In the U.S., we spend more on health care than anywhere in the world, but we’re less healthy. While there are many reasons for this result, one is that we’ve created an environment in which it has become hard to be healthy. We eat poorly, we’re largely sedentary, we don’t sleep enough and we’re increasingly socially isolated. But our behaviors are driven by the cultural, physical and technological environments we’ve created. We’re asking people to swim upstream and our response is to tell people to swim harder. It’s not working. Instead we should ask what it would take to reverse the direction of the river.
We often use tech to try to change individual behaviors by providing data, information and prompts. What if instead we used tech to re-shape our environments to make healthy lifestyles the default? What if we re-engineered daily life — how we eat, sleep, move from place to place, and entertain ourselves — with health as a design goal? What if, instead of treating health like an app that sits on top of an operating system biased toward unhealthy behaviors, we built health deep into our collective OS?
This talk would examine how technology has historically shaped our daily lives, identify behaviors that designers could help facilitate through creative applications of emerging technologies and showcase illustrative examples of tech that’s starting to take on the challenge.
Designing Everyday Life to Be Healthier
Robert Wood Johnson Foundation

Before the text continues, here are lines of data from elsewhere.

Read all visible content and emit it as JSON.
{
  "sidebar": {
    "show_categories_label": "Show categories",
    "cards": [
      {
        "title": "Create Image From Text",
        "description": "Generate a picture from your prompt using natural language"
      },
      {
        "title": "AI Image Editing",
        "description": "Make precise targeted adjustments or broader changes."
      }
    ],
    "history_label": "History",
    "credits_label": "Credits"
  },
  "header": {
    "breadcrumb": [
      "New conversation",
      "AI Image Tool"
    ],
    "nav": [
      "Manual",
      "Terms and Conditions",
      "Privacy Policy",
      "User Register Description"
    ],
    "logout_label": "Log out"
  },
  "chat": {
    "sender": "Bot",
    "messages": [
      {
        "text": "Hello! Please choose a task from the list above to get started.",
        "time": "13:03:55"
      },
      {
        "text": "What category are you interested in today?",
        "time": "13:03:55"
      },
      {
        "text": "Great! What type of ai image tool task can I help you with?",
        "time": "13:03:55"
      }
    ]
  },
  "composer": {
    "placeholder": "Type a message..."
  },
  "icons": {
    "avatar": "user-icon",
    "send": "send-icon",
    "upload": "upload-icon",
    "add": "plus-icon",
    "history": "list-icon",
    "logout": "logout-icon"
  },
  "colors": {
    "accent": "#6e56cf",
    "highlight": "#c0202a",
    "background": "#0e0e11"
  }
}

Original image by Max Roser, Our World in Data. Extension by Eric Topol.
Antiqua & Barbuda
International Rank: Age-Related Disease Burden (2017 data)

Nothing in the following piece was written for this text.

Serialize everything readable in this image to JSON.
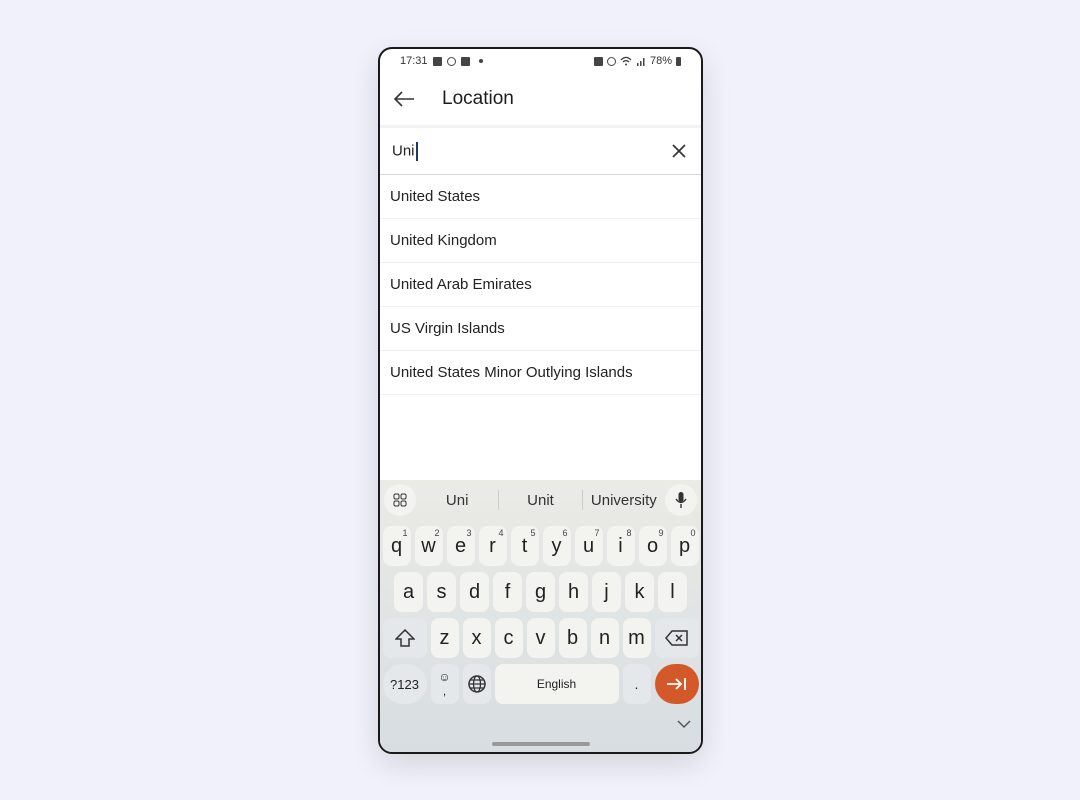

Source: Chang Y, Skirbekk V, Tyrovolas S, Kassebaum N, Dieleman J. Measuring population ageing: an analysis of the Global Burden of Disease Study 2017.
Lancet Public Health 2019; 4: e159–67.
“The fundamental answer to why so
many humans are now getting sick from
previously rare illnesses is that many of
the body's features were adapted in
environments from which we evolved,
but have become maladapted in the
modern environments we have now